WHAT IS REQUIRED.
Could you restate all of the entries, word for word?

RECORDED DATA.
------------------------

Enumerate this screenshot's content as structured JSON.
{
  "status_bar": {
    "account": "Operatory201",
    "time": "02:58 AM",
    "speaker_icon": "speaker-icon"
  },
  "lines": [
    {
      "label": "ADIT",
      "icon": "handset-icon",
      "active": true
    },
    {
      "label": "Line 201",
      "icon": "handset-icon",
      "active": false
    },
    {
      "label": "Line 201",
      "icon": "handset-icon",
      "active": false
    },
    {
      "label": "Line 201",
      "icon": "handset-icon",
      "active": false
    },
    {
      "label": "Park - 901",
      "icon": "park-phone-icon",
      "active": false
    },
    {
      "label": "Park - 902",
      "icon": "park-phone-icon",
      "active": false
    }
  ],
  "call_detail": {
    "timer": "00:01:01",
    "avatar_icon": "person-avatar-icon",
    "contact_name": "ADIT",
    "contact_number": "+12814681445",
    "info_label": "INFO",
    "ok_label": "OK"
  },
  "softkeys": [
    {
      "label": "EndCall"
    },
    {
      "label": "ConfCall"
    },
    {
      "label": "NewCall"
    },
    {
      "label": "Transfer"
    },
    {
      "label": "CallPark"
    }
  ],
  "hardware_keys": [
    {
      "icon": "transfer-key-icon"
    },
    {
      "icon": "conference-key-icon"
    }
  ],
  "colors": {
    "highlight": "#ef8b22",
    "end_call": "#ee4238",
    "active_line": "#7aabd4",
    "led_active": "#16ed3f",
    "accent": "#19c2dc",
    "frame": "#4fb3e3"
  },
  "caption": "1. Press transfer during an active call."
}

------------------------

TASK OUTPUT.
Enumerate this screenshot's content as structured JSON.
{
  "status_bar": {
    "account": "Operatory201",
    "time": "02:58 AM",
    "speaker_icon": "speaker-icon"
  },
  "lines": [
    {
      "label": "ADIT",
      "icon": "handset-icon",
      "active": true
    },
    {
      "label": "Line 201",
      "icon": "handset-icon",
      "active": false
    },
    {
      "label": "Line 201",
      "icon": "handset-icon",
      "active": false
    },
    {
      "label": "Line 201",
      "icon": "handset-icon",
      "active": false
    },
    {
      "label": "Park - 901",
      "icon": "park-phone-icon",
      "active": false
    },
    {
      "label": "Park - 902",
      "icon": "park-phone-icon",
      "active": false
    }
  ],
  "call_detail": {
    "timer": "00:01:01",
    "avatar_icon": "person-avatar-icon",
    "contact_name": "ADIT",
    "contact_number": "+12814681445",
    "info_label": "INFO",
    "ok_label": "OK"
  },
  "softkeys": [
    {
      "label": "EndCall"
    },
    {
      "label": "ConfCall"
    },
    {
      "label": "NewCall"
    },
    {
      "label": "Transfer"
    },
    {
      "label": "CallPark"
    }
  ],
  "hardware_keys": [
    {
      "icon": "transfer-key-icon"
    },
    {
      "icon": "conference-key-icon"
    }
  ],
  "colors": {
    "highlight": "#ef8b22",
    "end_call": "#ee4238",
    "active_line": "#7aabd4",
    "led_active": "#16ed3f",
    "accent": "#19c2dc",
    "frame": "#4fb3e3"
  },
  "caption": "1. Press transfer during an active call."
}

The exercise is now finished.